Bob and Mike Bryan won the Wimbledon doubles title on Saturday to complete a career Grand Slam. The American twins, chest-bumping and hugging after key points, beat Fabrice Santoro of France and Nenad Zimonjic of Serbia, 6-3, 4-6, 6-4, 6-2.
It was the brothers' seventh consecutive appearance in a Grand Slam doubles final. They won this year's Australian Open and last year's US Open. They also won the 2003 French Open.
"We've been thinking about this career Slam since we won the US Open and the Australian back-to-back," Mike Bryan said. "This was the last one to get."
The 28-year-old brothers have appeared in every Grand Slam doubles final since the 2005 Australian Open.
Only two teams have won the career Grand Slam in doubles in the Open Era since 1968 - Jacco Eltingh and Paul Harhuis of the Netherlands, and Mark Woodforde and Todd Woodbridge of Australia.
When the match ended on Saturday, Bob Bryan hit a ball into the crowd, Mike jumped into Bob's arms and the brothers hugged several times before being presented with the sterling silver Challenge Cup.
"He's the big one, I always jump on him," Mike Bryan said. "He's sturdy.
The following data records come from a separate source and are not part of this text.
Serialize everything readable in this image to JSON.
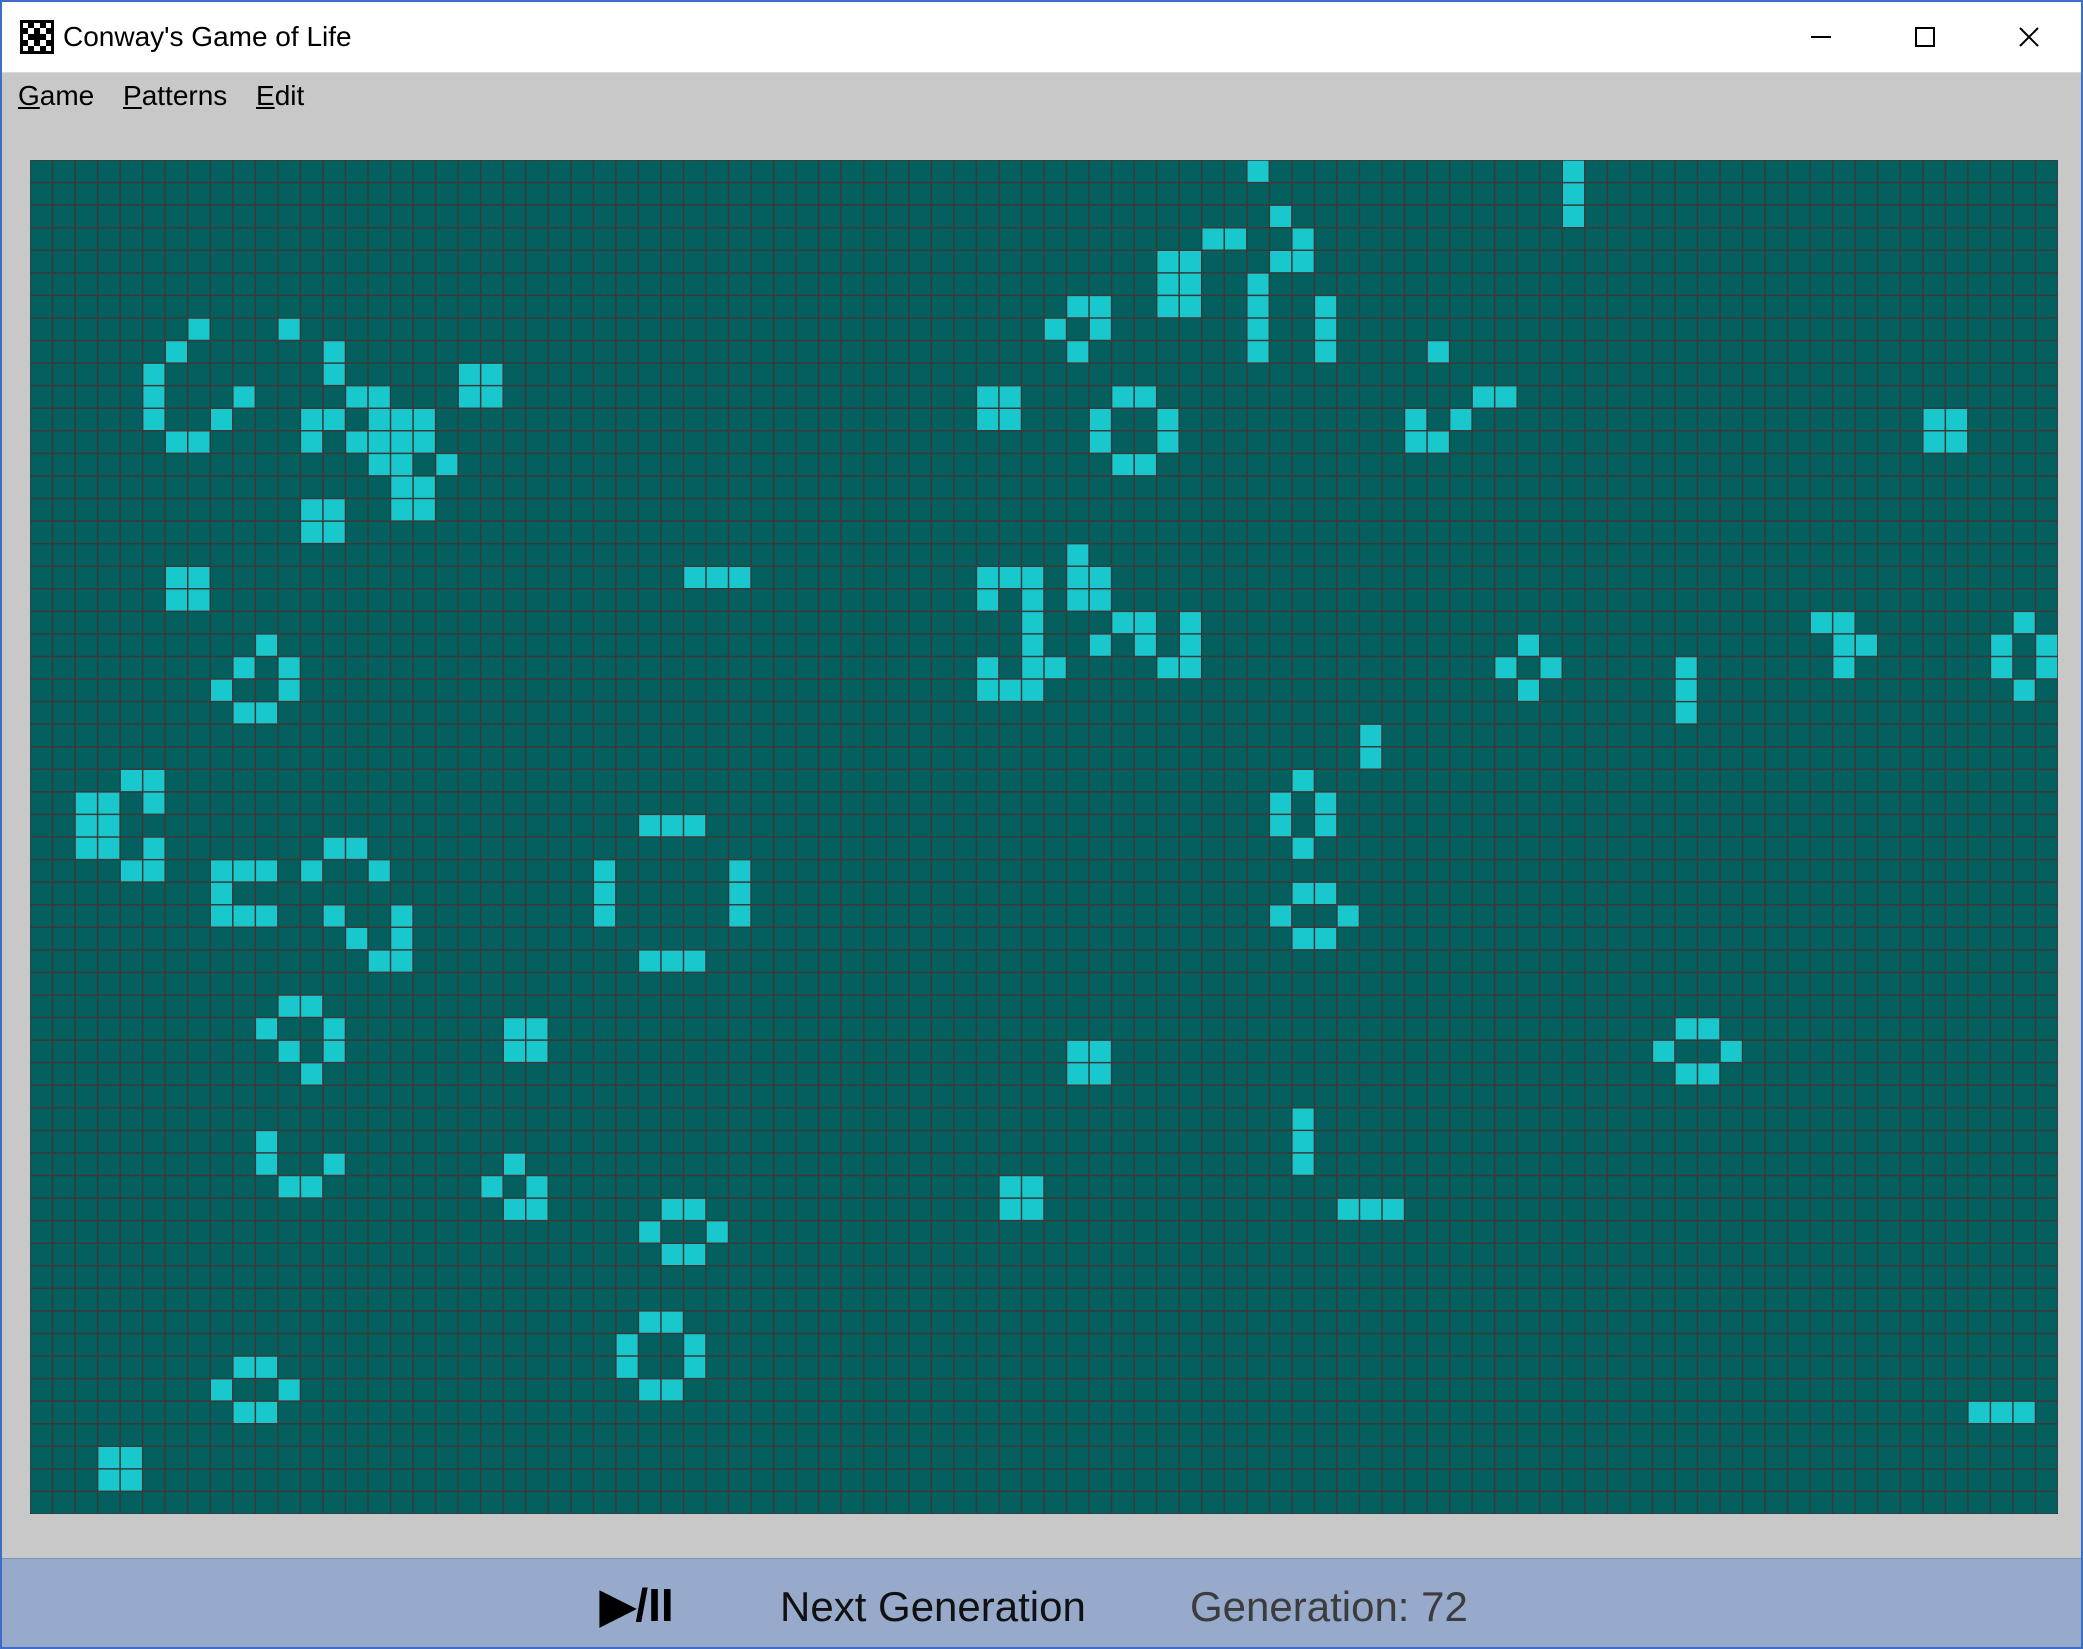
{
  "window": {
    "title": "Conway's Game of Life",
    "app_icon": "game-of-life-logo-icon",
    "controls": [
      "minimize-icon",
      "maximize-icon",
      "close-icon"
    ]
  },
  "menu": {
    "items": [
      {
        "label": "Game",
        "mnemonic": "G",
        "rest": "ame"
      },
      {
        "label": "Patterns",
        "mnemonic": "P",
        "rest": "atterns"
      },
      {
        "label": "Edit",
        "mnemonic": "E",
        "rest": "dit"
      }
    ]
  },
  "board": {
    "columns": 90,
    "rows": 60,
    "dead_color": "#03605e",
    "alive_color": "#18c8cc",
    "grid_line_color": "#3a3a3a",
    "live_cells": [
      [
        0,
        54
      ],
      [
        0,
        68
      ],
      [
        1,
        68
      ],
      [
        2,
        55
      ],
      [
        2,
        68
      ],
      [
        3,
        52
      ],
      [
        3,
        53
      ],
      [
        3,
        56
      ],
      [
        4,
        50
      ],
      [
        4,
        51
      ],
      [
        4,
        55
      ],
      [
        4,
        56
      ],
      [
        5,
        50
      ],
      [
        5,
        51
      ],
      [
        5,
        54
      ],
      [
        6,
        46
      ],
      [
        6,
        47
      ],
      [
        6,
        50
      ],
      [
        6,
        51
      ],
      [
        6,
        54
      ],
      [
        6,
        57
      ],
      [
        7,
        7
      ],
      [
        7,
        11
      ],
      [
        7,
        45
      ],
      [
        7,
        47
      ],
      [
        7,
        54
      ],
      [
        7,
        57
      ],
      [
        8,
        6
      ],
      [
        8,
        13
      ],
      [
        8,
        46
      ],
      [
        8,
        54
      ],
      [
        8,
        57
      ],
      [
        8,
        62
      ],
      [
        9,
        5
      ],
      [
        9,
        13
      ],
      [
        9,
        19
      ],
      [
        9,
        20
      ],
      [
        10,
        5
      ],
      [
        10,
        9
      ],
      [
        10,
        14
      ],
      [
        10,
        15
      ],
      [
        10,
        19
      ],
      [
        10,
        20
      ],
      [
        10,
        42
      ],
      [
        10,
        43
      ],
      [
        10,
        48
      ],
      [
        10,
        49
      ],
      [
        10,
        64
      ],
      [
        10,
        65
      ],
      [
        11,
        5
      ],
      [
        11,
        8
      ],
      [
        11,
        12
      ],
      [
        11,
        13
      ],
      [
        11,
        15
      ],
      [
        11,
        16
      ],
      [
        11,
        17
      ],
      [
        11,
        42
      ],
      [
        11,
        43
      ],
      [
        11,
        47
      ],
      [
        11,
        50
      ],
      [
        11,
        61
      ],
      [
        11,
        63
      ],
      [
        11,
        84
      ],
      [
        11,
        85
      ],
      [
        12,
        6
      ],
      [
        12,
        7
      ],
      [
        12,
        12
      ],
      [
        12,
        14
      ],
      [
        12,
        15
      ],
      [
        12,
        16
      ],
      [
        12,
        17
      ],
      [
        12,
        47
      ],
      [
        12,
        50
      ],
      [
        12,
        61
      ],
      [
        12,
        62
      ],
      [
        12,
        84
      ],
      [
        12,
        85
      ],
      [
        13,
        15
      ],
      [
        13,
        16
      ],
      [
        13,
        18
      ],
      [
        13,
        48
      ],
      [
        13,
        49
      ],
      [
        14,
        16
      ],
      [
        14,
        17
      ],
      [
        15,
        12
      ],
      [
        15,
        13
      ],
      [
        15,
        16
      ],
      [
        15,
        17
      ],
      [
        16,
        12
      ],
      [
        16,
        13
      ],
      [
        17,
        46
      ],
      [
        18,
        6
      ],
      [
        18,
        7
      ],
      [
        18,
        29
      ],
      [
        18,
        30
      ],
      [
        18,
        31
      ],
      [
        18,
        42
      ],
      [
        18,
        43
      ],
      [
        18,
        44
      ],
      [
        18,
        46
      ],
      [
        18,
        47
      ],
      [
        19,
        6
      ],
      [
        19,
        7
      ],
      [
        19,
        42
      ],
      [
        19,
        44
      ],
      [
        19,
        46
      ],
      [
        19,
        47
      ],
      [
        20,
        44
      ],
      [
        20,
        48
      ],
      [
        20,
        49
      ],
      [
        20,
        51
      ],
      [
        20,
        79
      ],
      [
        20,
        80
      ],
      [
        20,
        88
      ],
      [
        21,
        10
      ],
      [
        21,
        44
      ],
      [
        21,
        47
      ],
      [
        21,
        49
      ],
      [
        21,
        51
      ],
      [
        21,
        66
      ],
      [
        21,
        80
      ],
      [
        21,
        81
      ],
      [
        21,
        87
      ],
      [
        21,
        89
      ],
      [
        22,
        9
      ],
      [
        22,
        11
      ],
      [
        22,
        42
      ],
      [
        22,
        44
      ],
      [
        22,
        45
      ],
      [
        22,
        50
      ],
      [
        22,
        51
      ],
      [
        22,
        65
      ],
      [
        22,
        67
      ],
      [
        22,
        73
      ],
      [
        22,
        80
      ],
      [
        22,
        87
      ],
      [
        22,
        89
      ],
      [
        23,
        8
      ],
      [
        23,
        11
      ],
      [
        23,
        42
      ],
      [
        23,
        43
      ],
      [
        23,
        44
      ],
      [
        23,
        66
      ],
      [
        23,
        73
      ],
      [
        23,
        88
      ],
      [
        24,
        9
      ],
      [
        24,
        10
      ],
      [
        24,
        73
      ],
      [
        25,
        59
      ],
      [
        26,
        59
      ],
      [
        27,
        4
      ],
      [
        27,
        5
      ],
      [
        27,
        56
      ],
      [
        28,
        2
      ],
      [
        28,
        3
      ],
      [
        28,
        5
      ],
      [
        28,
        55
      ],
      [
        28,
        57
      ],
      [
        29,
        2
      ],
      [
        29,
        3
      ],
      [
        29,
        27
      ],
      [
        29,
        28
      ],
      [
        29,
        29
      ],
      [
        29,
        55
      ],
      [
        29,
        57
      ],
      [
        30,
        2
      ],
      [
        30,
        3
      ],
      [
        30,
        5
      ],
      [
        30,
        13
      ],
      [
        30,
        14
      ],
      [
        30,
        56
      ],
      [
        31,
        4
      ],
      [
        31,
        5
      ],
      [
        31,
        8
      ],
      [
        31,
        9
      ],
      [
        31,
        10
      ],
      [
        31,
        12
      ],
      [
        31,
        15
      ],
      [
        31,
        25
      ],
      [
        31,
        31
      ],
      [
        32,
        8
      ],
      [
        32,
        25
      ],
      [
        32,
        31
      ],
      [
        32,
        56
      ],
      [
        32,
        57
      ],
      [
        33,
        8
      ],
      [
        33,
        9
      ],
      [
        33,
        10
      ],
      [
        33,
        13
      ],
      [
        33,
        16
      ],
      [
        33,
        25
      ],
      [
        33,
        31
      ],
      [
        33,
        55
      ],
      [
        33,
        58
      ],
      [
        34,
        14
      ],
      [
        34,
        16
      ],
      [
        34,
        56
      ],
      [
        34,
        57
      ],
      [
        35,
        15
      ],
      [
        35,
        16
      ],
      [
        35,
        27
      ],
      [
        35,
        28
      ],
      [
        35,
        29
      ],
      [
        37,
        11
      ],
      [
        37,
        12
      ],
      [
        38,
        10
      ],
      [
        38,
        13
      ],
      [
        38,
        21
      ],
      [
        38,
        22
      ],
      [
        38,
        73
      ],
      [
        38,
        74
      ],
      [
        39,
        11
      ],
      [
        39,
        13
      ],
      [
        39,
        21
      ],
      [
        39,
        22
      ],
      [
        39,
        46
      ],
      [
        39,
        47
      ],
      [
        39,
        72
      ],
      [
        39,
        75
      ],
      [
        40,
        12
      ],
      [
        40,
        46
      ],
      [
        40,
        47
      ],
      [
        40,
        73
      ],
      [
        40,
        74
      ],
      [
        42,
        56
      ],
      [
        43,
        10
      ],
      [
        43,
        56
      ],
      [
        44,
        10
      ],
      [
        44,
        13
      ],
      [
        44,
        21
      ],
      [
        44,
        56
      ],
      [
        45,
        11
      ],
      [
        45,
        12
      ],
      [
        45,
        20
      ],
      [
        45,
        22
      ],
      [
        45,
        43
      ],
      [
        45,
        44
      ],
      [
        46,
        21
      ],
      [
        46,
        22
      ],
      [
        46,
        28
      ],
      [
        46,
        29
      ],
      [
        46,
        43
      ],
      [
        46,
        44
      ],
      [
        46,
        58
      ],
      [
        46,
        59
      ],
      [
        46,
        60
      ],
      [
        47,
        27
      ],
      [
        47,
        30
      ],
      [
        48,
        28
      ],
      [
        48,
        29
      ],
      [
        51,
        27
      ],
      [
        51,
        28
      ],
      [
        52,
        26
      ],
      [
        52,
        29
      ],
      [
        53,
        9
      ],
      [
        53,
        10
      ],
      [
        53,
        26
      ],
      [
        53,
        29
      ],
      [
        54,
        8
      ],
      [
        54,
        11
      ],
      [
        54,
        27
      ],
      [
        54,
        28
      ],
      [
        55,
        9
      ],
      [
        55,
        10
      ],
      [
        55,
        86
      ],
      [
        55,
        87
      ],
      [
        55,
        88
      ],
      [
        57,
        3
      ],
      [
        57,
        4
      ],
      [
        58,
        3
      ],
      [
        58,
        4
      ]
    ]
  },
  "status": {
    "play_pause_label": "▶/II",
    "next_generation_label": "Next Generation",
    "generation_label": "Generation: 72",
    "generation": 72
  }
}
He's 20 pounds (9 kilograms) more." He said the Wimbledon win probably meant more than their home win at the US Open.
"It's going down with all the legends on that board," he said. "Everyone knows about Wimbledon. It's going to be pretty sweet to say, 'We're Wimbledon champions.' "
The Bryans broke twice in the final set.
"We got kind of lucky, Nenad missed a couple volleys that he wouldn't usually miss," Mike Bryan said.
"We just made him play and we won a couple of reflex points. Then got that double break, the security break. Once we got that ... our energies went up through the roof. We could just smell that Wimbledon title and we went hard at the end."
The Bryans provided seven members of their fan club, the Bryan's Bunch, with tickets to the Centre Court match.
Tiffany Reuschel of Kalamazoo, Michigan, was among the crew, wearing a lime green T-shirt with a Bryan brothers crest on it that resembles the Wimbledon crossed-racket logo.
"I went to watch when they were 15 and I was 12," Reuschel said. "I turned to my dad then and said then that these guys are going to be No. 1 someday. I've been following their careers ever since."